→ **Dataset excerpts**
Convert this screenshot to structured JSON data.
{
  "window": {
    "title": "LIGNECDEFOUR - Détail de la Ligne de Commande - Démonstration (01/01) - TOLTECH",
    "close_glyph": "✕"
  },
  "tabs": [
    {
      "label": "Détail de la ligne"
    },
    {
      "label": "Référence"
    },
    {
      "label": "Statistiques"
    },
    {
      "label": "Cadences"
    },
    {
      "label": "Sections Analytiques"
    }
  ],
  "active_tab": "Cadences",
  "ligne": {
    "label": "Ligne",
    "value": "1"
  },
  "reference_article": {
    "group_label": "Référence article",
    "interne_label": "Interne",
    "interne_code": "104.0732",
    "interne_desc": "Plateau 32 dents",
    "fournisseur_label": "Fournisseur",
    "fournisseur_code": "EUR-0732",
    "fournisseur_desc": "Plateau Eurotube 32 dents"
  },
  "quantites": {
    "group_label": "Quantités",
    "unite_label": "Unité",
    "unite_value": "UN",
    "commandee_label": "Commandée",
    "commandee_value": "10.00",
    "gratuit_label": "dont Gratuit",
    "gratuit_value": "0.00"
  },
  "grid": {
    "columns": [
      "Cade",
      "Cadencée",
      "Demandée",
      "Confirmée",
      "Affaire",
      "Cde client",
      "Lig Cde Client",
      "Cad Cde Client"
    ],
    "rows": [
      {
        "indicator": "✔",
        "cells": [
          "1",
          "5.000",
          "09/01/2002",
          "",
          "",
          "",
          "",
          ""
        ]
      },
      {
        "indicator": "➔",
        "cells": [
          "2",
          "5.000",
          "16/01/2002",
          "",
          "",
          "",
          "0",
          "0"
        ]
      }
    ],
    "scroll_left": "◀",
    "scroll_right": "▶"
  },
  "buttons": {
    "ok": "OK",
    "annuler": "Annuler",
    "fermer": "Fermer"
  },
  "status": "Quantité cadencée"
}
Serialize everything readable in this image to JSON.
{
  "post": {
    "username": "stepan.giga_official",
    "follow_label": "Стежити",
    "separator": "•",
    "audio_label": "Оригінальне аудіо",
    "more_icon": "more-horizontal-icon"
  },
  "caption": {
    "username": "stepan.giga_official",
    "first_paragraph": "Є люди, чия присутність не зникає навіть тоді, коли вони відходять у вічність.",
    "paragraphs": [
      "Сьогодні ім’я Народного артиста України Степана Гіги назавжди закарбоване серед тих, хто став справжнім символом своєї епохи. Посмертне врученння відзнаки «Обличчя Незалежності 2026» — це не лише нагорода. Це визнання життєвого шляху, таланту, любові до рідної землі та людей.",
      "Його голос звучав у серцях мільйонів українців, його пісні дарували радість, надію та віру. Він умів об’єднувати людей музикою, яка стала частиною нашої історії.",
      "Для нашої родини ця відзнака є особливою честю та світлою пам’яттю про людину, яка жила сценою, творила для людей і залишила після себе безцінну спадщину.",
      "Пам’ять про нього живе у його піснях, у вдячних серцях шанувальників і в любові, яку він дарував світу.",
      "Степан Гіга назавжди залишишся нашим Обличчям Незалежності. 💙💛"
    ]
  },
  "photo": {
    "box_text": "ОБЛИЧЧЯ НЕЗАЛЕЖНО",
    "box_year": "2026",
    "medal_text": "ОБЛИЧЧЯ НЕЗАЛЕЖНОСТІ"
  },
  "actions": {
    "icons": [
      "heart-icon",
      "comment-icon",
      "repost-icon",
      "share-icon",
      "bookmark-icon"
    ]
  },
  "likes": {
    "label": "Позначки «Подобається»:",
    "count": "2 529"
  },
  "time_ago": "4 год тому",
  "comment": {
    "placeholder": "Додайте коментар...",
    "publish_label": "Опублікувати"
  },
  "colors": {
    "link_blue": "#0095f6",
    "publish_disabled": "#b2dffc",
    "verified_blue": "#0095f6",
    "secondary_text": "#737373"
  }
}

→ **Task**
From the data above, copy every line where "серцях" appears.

→ **Answer space**
      "Його голос звучав у серцях мільйонів українців, його пісні дарували радість, надію та віру. Він умів об’єднувати людей музикою, яка стала частиною нашої історії.",
      "Пам’ять про нього живе у його піснях, у вдячних серцях шанувальників і в любові, яку він дарував світу.",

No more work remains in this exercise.